    True for Cable companies now considering a second act as as Triple Ply Provider with their ISP’s and VoIP telephony as well as Satellite Broadband. This as they are seeking to go into broadband to augment their sagging Cable Business. Especially as Google is showing interest with their Motorola Mobility aquisition and like Netflix they have plans to go to Latin America and the EU

  3. Over the air TV plus Netflix is all you need now. They know it. We know it. It’s about time the MVPD cartel looks themselves in the mirror and understands that they did this to themselves. A la carte could help save their bacon, but they won’t dare to offer it. Fools.

  4. Bruce Benjamin Thomas

    I cut the cord completely and have been receiving my television online. I like being able to watch what I want, when I want, and most importantly the cost savings. I just couldn’t justify paying a lot of tv. However, I must admit that I miss knowing that at the same time I’m watching that millions of others are watching the same thing as old style TV gives us a sense of community involvement which I don’t hear often discussed. Another thing I don’t hear discussed enough which is a benefit to online TV is that I actually like the commercials online as opposed to dumb TV commercials. I enjoy when Hulu says to me “Bruce, people who watched this show are X time more likely to enjoy XYZ show.” I always freak out a bit when I see that and think “How do they know my name” but then I remember that this is smart TV not the old dumb TV. I also like the targeted commercials and being able to give them suggestions about which types of commercials I’d prefer and which I don’t like so that I don’t see those again. As Google first figured out, I don’t mind commercials if they are correctly targeted which is something dumb TV just can’t do.

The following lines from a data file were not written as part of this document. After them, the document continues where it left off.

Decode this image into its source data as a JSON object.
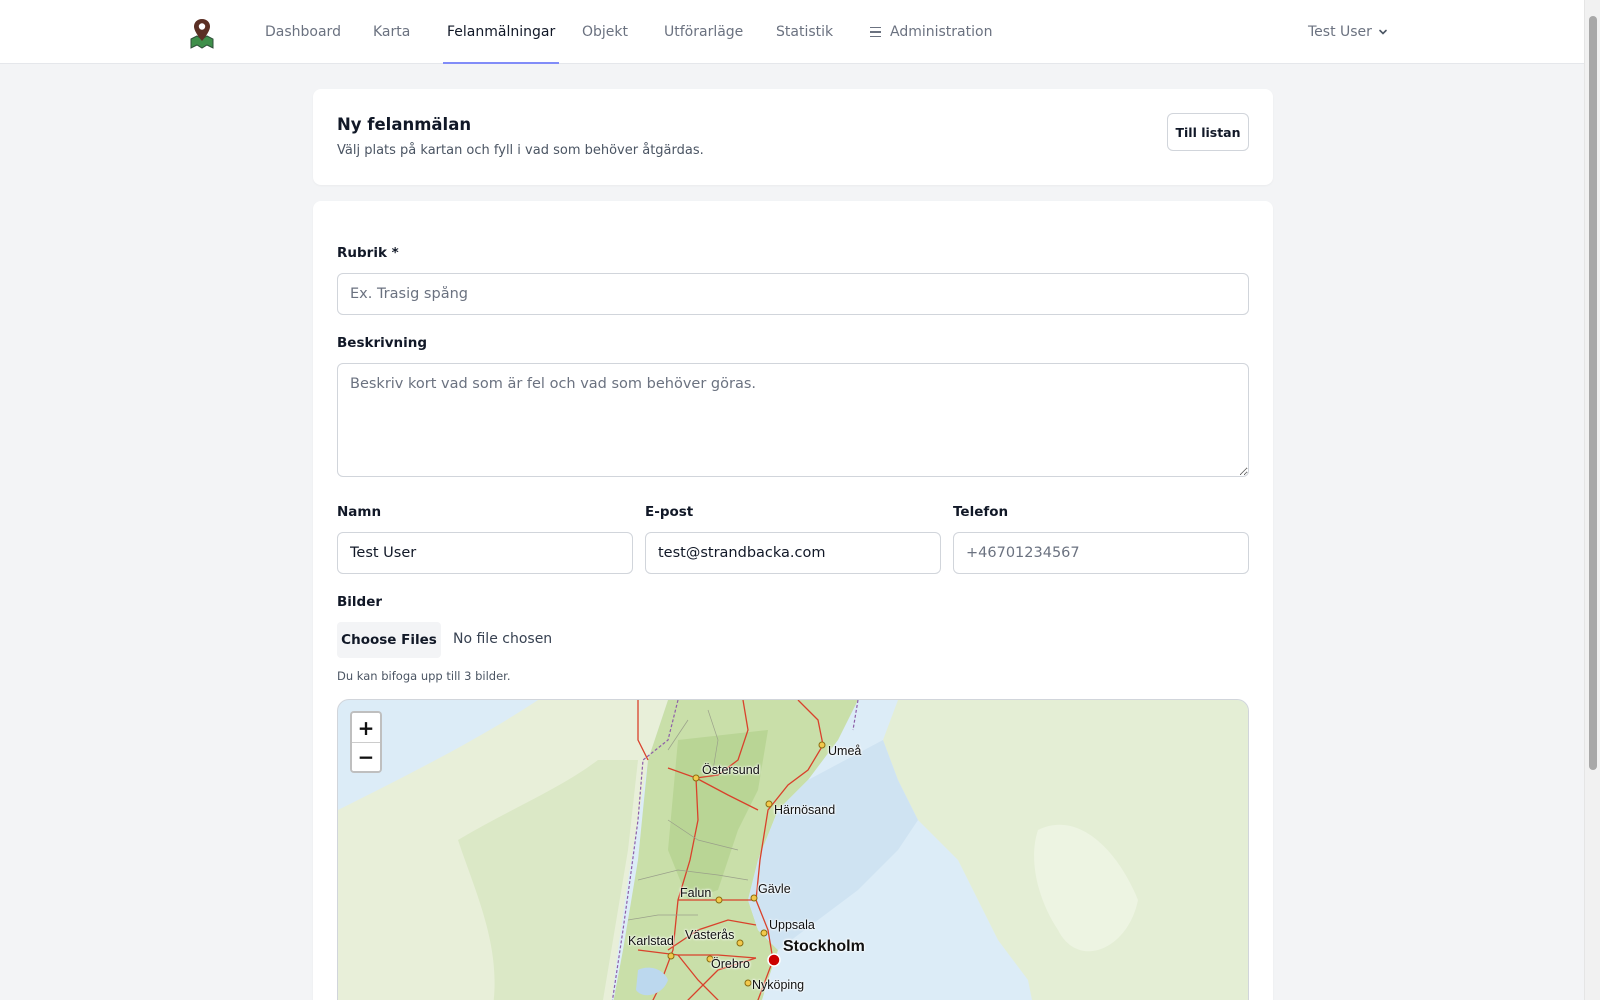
{
  "nav": {
    "items": [
      {
        "label": "Dashboard",
        "active": false
      },
      {
        "label": "Karta",
        "active": false
      },
      {
        "label": "Felanmälningar",
        "active": true
      },
      {
        "label": "Objekt",
        "active": false
      },
      {
        "label": "Utförarläge",
        "active": false
      },
      {
        "label": "Statistik",
        "active": false
      }
    ],
    "admin_label": "Administration",
    "user_label": "Test User",
    "accent_color": "#818cf8"
  },
  "header": {
    "title": "Ny felanmälan",
    "subtitle": "Välj plats på kartan och fyll i vad som behöver åtgärdas.",
    "back_button": "Till listan"
  },
  "form": {
    "rubrik": {
      "label": "Rubrik *",
      "value": "",
      "placeholder": "Ex. Trasig spång"
    },
    "beskrivning": {
      "label": "Beskrivning",
      "value": "",
      "placeholder": "Beskriv kort vad som är fel och vad som behöver göras."
    },
    "namn": {
      "label": "Namn",
      "value": "Test User",
      "placeholder": ""
    },
    "epost": {
      "label": "E-post",
      "value": "test@strandbacka.com",
      "placeholder": ""
    },
    "telefon": {
      "label": "Telefon",
      "value": "",
      "placeholder": "+46701234567"
    },
    "bilder": {
      "label": "Bilder",
      "button": "Choose Files",
      "status": "No file chosen",
      "hint": "Du kan bifoga upp till 3 bilder."
    }
  },
  "map": {
    "zoom_in": "+",
    "zoom_out": "−",
    "cities": [
      "Umeå",
      "Östersund",
      "Härnösand",
      "Gävle",
      "Falun",
      "Uppsala",
      "Västerås",
      "Karlstad",
      "Stockholm",
      "Örebro",
      "Nyköping"
    ],
    "marker_color": "#cc0000"
  }
}
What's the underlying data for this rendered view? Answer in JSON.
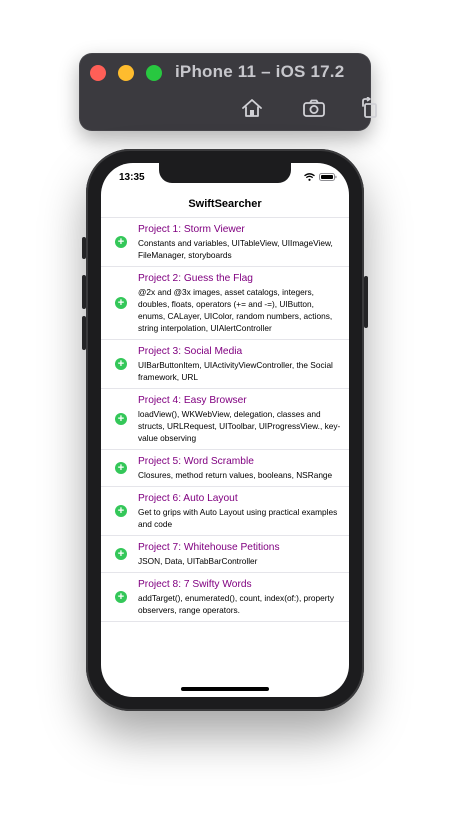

  5. Tim Smith

    Much like Verizon did to Cablevision and is about to do to Time Warner? There’s nothing that says Cable companies have to exit the video business.. just EVOLVE the business model.. if netflix is so popular.. make your own… didn’t cable companies emulate the VOIP business model? If traditional “CHANNELS” video business is in decline put that on the sellers of the content, don’t make it YOUR problem. Provide what consumers want and not what they don’t.

  6. Advice to cable companies is the same as for any other company: if you don’t look for ways to cannibalize your existing business, your competitors will do it for you.